A shrinking workforce in Burkina Faso has implications far and wide for the economic and social state of the country. Political instability and limited natural resources have exacerbated the country’s poor financial state. Following a coup d’état in January 2022, Burkina Faso ended up in political chaos once again. Though the country has many transitional bodies which seek to aid the transition, the instability and harsh economic conditions make progress slow and difficult. A shrinking workforce in Burkina Faso makes progress forward difficult while economic and social progress itself makes tackling the high unemployment rate challenging.
The main issue is the downward trend in employment. The labor force participation rate has been steadily declining since the 1990s, meaning that the progress of the last three decades has been lost. Technological progress particularly has been slow and costly and the country lags behind its African and global competitors.
Primarily, the country’s workforce struggles to keep up with its growing population. Current estimates show that the population is growing at a rate of over 3%, yet more than 40% of the population lives in poverty. Seven out of 10 people are under the age of 30, but the working age population is weak and underdeveloped. In 2005, approximately 89.1% of the working-age population had employment. However, in 2018, the World Bank reported that only nearly 45% of the working-age population in Burkina Faso was participating in the labor force in 2018. Certainly, the problem is not as simple as it seems.
The country faces problems as the underdeveloped workforce and infrastructure struggle to cope with the growing population. Sectors such as health care have borne the brunt of the lack of resources. Government expenditure on health care in Burkina Faso has nearly disappeared. Even before the lack of investment in health care, there were not enough health care workers to support the system and the needs of the people. Children and infants experienced significant hardship as a result of this.
Children have suffered differently. The Department of Labor reported that nearly half of all children in Burkina Faso work as of 2012. Though unemployment is high, child labor is cheap and exploitable, so children comprise a significant portion of the workforce in the country. Activists have the daunting task of reorienting a shrinking workforce in Burkina Faso so that fewer children and more adults enter the workforce.
One positive sign is that Burkina Faso’s post-COVID-19 economic rebound has been successful. The country grew an estimated 8.5% in 2021. Though the 2022 coup caused some to question the financial stability and prospects of the country, a high growth rate, to 6.5% in 2021, shows that Burkina Faso is resilient.

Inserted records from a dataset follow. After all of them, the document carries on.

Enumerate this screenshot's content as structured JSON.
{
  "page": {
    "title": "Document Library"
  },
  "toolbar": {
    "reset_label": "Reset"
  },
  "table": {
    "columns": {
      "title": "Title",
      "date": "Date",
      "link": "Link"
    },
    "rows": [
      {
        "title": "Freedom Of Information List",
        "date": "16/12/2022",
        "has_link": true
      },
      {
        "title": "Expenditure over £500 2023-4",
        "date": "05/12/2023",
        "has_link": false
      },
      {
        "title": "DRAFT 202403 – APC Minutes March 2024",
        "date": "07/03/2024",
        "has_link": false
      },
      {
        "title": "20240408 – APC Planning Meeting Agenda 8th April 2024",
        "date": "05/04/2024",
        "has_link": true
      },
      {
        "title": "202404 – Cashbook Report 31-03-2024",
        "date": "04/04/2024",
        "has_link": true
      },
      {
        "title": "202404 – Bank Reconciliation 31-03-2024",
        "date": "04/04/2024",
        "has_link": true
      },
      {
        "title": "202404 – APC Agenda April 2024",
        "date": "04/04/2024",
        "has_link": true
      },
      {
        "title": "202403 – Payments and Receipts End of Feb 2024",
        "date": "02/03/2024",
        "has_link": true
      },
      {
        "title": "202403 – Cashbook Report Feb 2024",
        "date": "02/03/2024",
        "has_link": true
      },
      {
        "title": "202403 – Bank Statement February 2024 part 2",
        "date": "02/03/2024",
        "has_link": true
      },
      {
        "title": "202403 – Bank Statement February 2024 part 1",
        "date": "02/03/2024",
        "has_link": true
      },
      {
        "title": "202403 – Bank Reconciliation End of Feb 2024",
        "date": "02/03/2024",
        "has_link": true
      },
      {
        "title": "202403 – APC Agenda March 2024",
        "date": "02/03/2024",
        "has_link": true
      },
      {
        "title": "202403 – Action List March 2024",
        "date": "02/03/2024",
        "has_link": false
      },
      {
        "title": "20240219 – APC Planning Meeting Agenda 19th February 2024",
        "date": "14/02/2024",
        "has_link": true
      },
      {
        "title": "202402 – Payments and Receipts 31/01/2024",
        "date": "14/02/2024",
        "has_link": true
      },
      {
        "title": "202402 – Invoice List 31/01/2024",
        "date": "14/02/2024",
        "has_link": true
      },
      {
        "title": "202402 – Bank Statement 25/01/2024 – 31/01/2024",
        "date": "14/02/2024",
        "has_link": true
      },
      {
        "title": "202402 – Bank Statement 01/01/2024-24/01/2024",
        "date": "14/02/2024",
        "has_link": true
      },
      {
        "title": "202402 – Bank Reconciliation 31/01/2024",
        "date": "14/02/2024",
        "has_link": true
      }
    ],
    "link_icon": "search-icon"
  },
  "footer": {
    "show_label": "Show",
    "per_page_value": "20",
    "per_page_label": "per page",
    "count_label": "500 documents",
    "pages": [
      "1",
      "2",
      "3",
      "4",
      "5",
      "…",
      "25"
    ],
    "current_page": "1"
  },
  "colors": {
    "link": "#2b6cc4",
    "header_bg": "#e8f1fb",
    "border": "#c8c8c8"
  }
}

Many believe that an investment in gold mining and related infrastructure is the way forward for Burkina Faso. Gold is Burkina Faso’s top export to the United States. Some believe that gold will be lucrative in the future and will be able to support a growing workforce. However, the reliance on gold will be challenging, as those in Burkina Faso will need to be stringent and careful about the labor requirements and fulfillments that it will need to strengthen its workforce.
The country is eligible for what is known as “preferential trade benefits” under the African Growth and Opportunity Act, which means that global partners recognize the need to invest in and prioritize the country. Ultimately, strong and positive growth is possible on the trend that Burkina Faso is on at the moment. Progress will need to be cautious and prudent, but many are hopeful that a stronger workforce and therefore a stronger country is possible.
– Lara Drinan
Photo: Wikipedia Commons